Monday, June 26, 2017

Universal Basic Income For Greensboro, Part 3

If you'd like to start at the beginning of Universal Basic Income For Greensboro... Well, if you don't know how links work by now it's probably over your head anyway.

Interestingly enough, while all the e-mail I got in opposition to UBI thus far comes from what I believe to be conservative readers, UBI has long been a conservative idea. From theguardian's Ellie Mae O'Hagan in an article entitled Love the idea of a universal basic income? Be careful what you wish for:

"But UBI also has some unlikely supporters, most prominent among them the neoliberal Adam Smith Institute – Sam Bowman, the thinktank’s executive director, wrote in 2013: “The ideal welfare system is a basic income, replacing the existing anti-poverty programmes the government carries out.” He added that UBI would result in a less “paternalistic” government.

From this perspective, UBI could be rolled out as a distinctly rightwing initiative. In fact it does bear some similarity to the government’s shambolic universal credit scheme, which replaces a number of benefits with a one-off, lower, monthly payment (though it goes only to people already on certain benefits, of course). In the hands of the right, UBI could easily be seen as a kind of universal credit for all, undermining the entire benefits system and providing justification for paying the poorest a poverty income."

Now folks, if you don't already know, neoliberals are the exact opposite of liberals and as far right as it gets. But in Britain they've been pushing UBI longer than anyone-- why?

Well it might be for the same reason Libertarian, Conservative Economist Milton Friedman wrote in his 1969 book, Free to Choose:

"We should replace the ragbag of specific welfare programs with a single comprehensive program of income supplements in cash — a negative income tax.
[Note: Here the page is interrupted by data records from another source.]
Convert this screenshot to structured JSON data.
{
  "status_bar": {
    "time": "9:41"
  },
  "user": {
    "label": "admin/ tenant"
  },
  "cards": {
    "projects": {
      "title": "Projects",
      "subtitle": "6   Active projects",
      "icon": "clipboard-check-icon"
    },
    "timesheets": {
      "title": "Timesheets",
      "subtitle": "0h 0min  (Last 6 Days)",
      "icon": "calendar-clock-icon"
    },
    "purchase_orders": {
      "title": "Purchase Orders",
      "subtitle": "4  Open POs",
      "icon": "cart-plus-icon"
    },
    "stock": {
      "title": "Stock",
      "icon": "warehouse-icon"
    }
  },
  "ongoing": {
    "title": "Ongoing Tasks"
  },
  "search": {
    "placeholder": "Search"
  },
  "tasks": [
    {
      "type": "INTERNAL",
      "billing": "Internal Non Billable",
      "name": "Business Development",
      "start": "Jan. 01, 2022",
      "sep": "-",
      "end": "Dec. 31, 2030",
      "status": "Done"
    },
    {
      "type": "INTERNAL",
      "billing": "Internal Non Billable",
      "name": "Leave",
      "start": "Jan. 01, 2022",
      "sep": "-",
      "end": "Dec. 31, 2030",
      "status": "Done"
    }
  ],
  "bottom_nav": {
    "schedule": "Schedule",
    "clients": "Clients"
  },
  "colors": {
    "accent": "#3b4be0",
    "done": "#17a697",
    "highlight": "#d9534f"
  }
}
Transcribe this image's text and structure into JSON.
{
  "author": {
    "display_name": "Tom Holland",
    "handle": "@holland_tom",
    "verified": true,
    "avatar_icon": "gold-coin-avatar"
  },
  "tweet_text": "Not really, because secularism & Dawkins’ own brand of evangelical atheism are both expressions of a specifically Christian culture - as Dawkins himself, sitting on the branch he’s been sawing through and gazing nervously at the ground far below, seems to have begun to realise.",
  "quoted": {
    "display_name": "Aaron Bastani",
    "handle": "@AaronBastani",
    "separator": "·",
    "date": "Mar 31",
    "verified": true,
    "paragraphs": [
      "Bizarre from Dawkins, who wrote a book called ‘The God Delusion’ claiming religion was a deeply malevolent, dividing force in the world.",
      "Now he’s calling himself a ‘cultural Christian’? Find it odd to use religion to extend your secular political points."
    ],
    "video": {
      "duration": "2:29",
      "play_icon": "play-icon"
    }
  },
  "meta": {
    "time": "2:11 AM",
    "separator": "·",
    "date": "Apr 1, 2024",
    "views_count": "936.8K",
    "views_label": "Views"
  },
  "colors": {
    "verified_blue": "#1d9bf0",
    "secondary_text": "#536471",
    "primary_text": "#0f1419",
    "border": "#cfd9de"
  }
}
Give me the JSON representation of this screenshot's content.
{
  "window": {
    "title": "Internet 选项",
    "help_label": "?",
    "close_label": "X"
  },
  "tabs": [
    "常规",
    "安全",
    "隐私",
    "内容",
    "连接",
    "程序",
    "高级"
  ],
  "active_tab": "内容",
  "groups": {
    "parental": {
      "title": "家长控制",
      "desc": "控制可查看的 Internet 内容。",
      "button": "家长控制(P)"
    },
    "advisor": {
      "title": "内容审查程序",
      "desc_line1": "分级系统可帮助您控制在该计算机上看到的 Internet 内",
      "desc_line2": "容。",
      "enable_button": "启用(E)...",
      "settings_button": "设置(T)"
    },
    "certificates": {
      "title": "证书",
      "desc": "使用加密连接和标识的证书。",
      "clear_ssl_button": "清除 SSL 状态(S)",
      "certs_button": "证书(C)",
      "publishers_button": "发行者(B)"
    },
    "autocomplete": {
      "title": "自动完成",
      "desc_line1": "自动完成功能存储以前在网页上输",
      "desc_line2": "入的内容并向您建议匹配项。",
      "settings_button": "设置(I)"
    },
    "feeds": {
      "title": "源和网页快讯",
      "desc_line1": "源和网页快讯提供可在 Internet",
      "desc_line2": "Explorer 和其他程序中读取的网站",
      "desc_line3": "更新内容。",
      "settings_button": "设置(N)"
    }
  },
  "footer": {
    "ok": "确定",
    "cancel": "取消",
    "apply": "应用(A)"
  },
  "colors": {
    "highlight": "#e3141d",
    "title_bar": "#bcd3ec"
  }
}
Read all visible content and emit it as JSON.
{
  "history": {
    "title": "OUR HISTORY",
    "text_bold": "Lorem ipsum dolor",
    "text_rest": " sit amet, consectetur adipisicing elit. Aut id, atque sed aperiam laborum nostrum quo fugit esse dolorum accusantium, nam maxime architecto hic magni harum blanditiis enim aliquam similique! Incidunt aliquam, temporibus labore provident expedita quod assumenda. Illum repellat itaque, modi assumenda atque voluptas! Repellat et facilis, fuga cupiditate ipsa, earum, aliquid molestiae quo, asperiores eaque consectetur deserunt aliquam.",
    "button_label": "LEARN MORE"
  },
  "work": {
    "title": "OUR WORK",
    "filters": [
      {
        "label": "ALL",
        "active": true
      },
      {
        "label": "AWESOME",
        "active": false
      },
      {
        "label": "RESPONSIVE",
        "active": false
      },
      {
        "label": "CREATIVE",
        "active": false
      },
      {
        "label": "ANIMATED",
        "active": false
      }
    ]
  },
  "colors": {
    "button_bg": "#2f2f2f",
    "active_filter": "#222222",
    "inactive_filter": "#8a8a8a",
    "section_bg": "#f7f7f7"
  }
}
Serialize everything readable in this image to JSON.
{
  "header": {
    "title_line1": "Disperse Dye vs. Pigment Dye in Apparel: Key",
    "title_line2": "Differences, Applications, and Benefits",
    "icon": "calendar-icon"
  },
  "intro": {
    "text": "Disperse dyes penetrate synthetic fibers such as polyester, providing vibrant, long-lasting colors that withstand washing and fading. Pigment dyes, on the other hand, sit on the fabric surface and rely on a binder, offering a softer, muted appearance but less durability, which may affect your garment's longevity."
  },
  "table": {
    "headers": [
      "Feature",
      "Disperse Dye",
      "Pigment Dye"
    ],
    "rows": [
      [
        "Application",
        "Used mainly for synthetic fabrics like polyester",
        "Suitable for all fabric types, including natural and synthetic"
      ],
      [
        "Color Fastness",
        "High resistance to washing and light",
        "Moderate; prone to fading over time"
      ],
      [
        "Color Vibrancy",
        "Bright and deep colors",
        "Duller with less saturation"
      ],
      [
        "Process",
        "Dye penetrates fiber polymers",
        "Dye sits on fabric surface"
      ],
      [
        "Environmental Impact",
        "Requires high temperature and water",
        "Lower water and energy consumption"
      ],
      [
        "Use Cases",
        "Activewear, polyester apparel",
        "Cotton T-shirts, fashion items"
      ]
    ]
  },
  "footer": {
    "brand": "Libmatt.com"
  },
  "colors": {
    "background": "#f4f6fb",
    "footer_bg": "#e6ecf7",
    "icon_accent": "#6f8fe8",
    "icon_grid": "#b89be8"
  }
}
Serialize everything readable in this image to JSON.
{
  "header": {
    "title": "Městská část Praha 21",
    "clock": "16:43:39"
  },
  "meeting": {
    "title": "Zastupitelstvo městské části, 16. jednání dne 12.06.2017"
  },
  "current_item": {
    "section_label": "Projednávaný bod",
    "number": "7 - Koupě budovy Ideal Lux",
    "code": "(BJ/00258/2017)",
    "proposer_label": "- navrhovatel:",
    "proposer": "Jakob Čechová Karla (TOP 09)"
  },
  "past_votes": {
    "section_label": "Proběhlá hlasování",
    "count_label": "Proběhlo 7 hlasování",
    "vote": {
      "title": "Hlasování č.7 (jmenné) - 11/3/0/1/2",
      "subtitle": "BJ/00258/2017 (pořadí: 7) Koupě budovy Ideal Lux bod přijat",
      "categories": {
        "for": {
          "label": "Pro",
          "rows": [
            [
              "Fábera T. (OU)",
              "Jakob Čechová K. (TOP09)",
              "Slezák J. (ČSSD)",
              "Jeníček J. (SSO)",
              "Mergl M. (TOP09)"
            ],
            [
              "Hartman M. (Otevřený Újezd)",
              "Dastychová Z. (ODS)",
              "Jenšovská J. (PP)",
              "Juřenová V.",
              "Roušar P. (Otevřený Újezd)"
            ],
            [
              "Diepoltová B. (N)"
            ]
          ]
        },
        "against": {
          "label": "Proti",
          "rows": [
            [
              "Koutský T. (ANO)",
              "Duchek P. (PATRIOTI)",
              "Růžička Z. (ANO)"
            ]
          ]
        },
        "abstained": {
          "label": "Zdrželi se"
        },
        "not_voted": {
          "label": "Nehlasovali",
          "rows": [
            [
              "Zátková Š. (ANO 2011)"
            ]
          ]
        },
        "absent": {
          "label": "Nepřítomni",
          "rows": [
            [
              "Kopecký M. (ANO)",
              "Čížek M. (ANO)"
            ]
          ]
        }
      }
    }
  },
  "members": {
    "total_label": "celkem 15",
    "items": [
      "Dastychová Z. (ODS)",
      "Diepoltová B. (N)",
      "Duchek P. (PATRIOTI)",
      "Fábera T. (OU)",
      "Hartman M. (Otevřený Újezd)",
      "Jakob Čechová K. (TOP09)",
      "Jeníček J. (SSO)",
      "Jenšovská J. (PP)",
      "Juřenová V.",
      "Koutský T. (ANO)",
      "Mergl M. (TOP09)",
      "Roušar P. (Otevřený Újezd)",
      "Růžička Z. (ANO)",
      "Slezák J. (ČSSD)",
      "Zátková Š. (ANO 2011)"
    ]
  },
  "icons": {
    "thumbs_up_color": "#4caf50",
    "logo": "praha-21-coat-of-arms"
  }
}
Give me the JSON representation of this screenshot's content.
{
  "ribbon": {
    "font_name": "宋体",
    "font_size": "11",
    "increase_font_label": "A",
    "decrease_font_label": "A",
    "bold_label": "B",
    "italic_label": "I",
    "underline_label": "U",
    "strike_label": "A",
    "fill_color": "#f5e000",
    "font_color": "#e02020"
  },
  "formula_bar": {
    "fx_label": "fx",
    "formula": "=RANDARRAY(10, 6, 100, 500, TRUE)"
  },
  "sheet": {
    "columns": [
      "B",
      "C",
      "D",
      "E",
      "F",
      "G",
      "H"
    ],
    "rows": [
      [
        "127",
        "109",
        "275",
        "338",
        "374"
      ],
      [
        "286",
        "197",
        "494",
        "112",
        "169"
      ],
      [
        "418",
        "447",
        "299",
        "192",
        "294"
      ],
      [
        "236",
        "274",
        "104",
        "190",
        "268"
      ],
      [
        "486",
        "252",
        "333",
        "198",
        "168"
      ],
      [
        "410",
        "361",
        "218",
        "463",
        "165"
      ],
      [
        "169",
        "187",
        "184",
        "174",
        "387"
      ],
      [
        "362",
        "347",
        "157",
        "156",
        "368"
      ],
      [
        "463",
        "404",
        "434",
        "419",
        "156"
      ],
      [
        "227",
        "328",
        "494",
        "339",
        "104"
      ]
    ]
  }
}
It would provide an assured minimum to all persons in need, regardless of the reasons for their need, while doing as little harm as possible to their character, their independence, or their incentives to better their own conditions.

A negative income tax provides comprehensive reform which would do more efficiently and humanely what our present welfare system does so inefficiently and inhumanely."

In other words, we could eliminate 79 different government agencies and replace them with just 1 government agency just by switching to Universal Basic Income.

By the way, Friedman's book, Free To Choose, became the basis for a television series. Too bad it was on PBS and Conservatives won't fund PBS anymore. Why do Conservatives constantly cut their own throats? But there is YouTube where someone was thoughtful enough to upload the original series.

Yes, those of you who point to the Bible, it does say that Jesus said the poor will always be among us but did Jesus ever tell us not to help the poor? No he didn't. As a matter of fact, not only did Jesus talk about helping the poor but the New Testament is filled with examples of Jesus helping the poor.

You see, the man you call Jesus, lead by doing, not by making excuses.

But won't giving money to the poor make them lazy?

From Nixon’s Basic Income Plan by Rutger Bregman:

"While young demonstrators the world over were taking to the streets, five famous economists — John Kenneth Galbraith, Harold Watts, James Tobin, Paul Samuelson, and Robert Lampman — wrote that “[t]he country will not have met its responsibility until everyone in the nation is assured an income no less than the officially recognized definition of poverty.” The New York Times published their letter, signed by 1,200 fellow economists, on the front page.

The next year, Richard Nixon was on the verge of making these economists’ dream a reality by enacting an unconditional income for all poor families. It would have been a massive step forward in the War on Poverty, guaranteeing a family of four $1,600 a year, equivalent to roughly $10,000 in 2016.

First, however, Nixon needed some evidence. Tens of millions of dollars were budgeted to provide a basic income for more than 8,500 Americans in cities around the country. The researchers wanted to answer three questions: (1) Would people work significantly less with a guaranteed income?; (2) Would the program cost too much?; and (3) Would it prove politically unfeasible?

The answers were no, no, and maybe."

While the idea for Universal Basic Income is known to date back to Thomas More in 1516, the first known attempt at Universal Basic Income was the 1795 Speenhamland system founded in Speenhamland, Berkshire, in Britain during the Napoleonic Wars. Britain's previous poor laws punished the poor, forced them to work as slaves, put them in prisons and shipped them off as indentured servants to colonies in America.

The Speenhamland system was a locally run system and a means of providing additional wages to those who worked for wages that were so low they were unable to support themselves and their families. In 1834, angry elites pushed the British Parlament into declaring the Speenhamland system and others like it illegal and forced the poor back into slavery, prisons, and off to penal colonies in Australia.

You see, the richest in Britain had been paying to fund the Speenhamland system and obviously workhouses filled with government funded slaves paid for by the British middle class was cheaper.

But won't giving money to the poor make them lazy?

I know, that's the argument and you still want to know the answer. And to find that out you'll have to return to read Universal Basic Income For Greensboro, Part 4.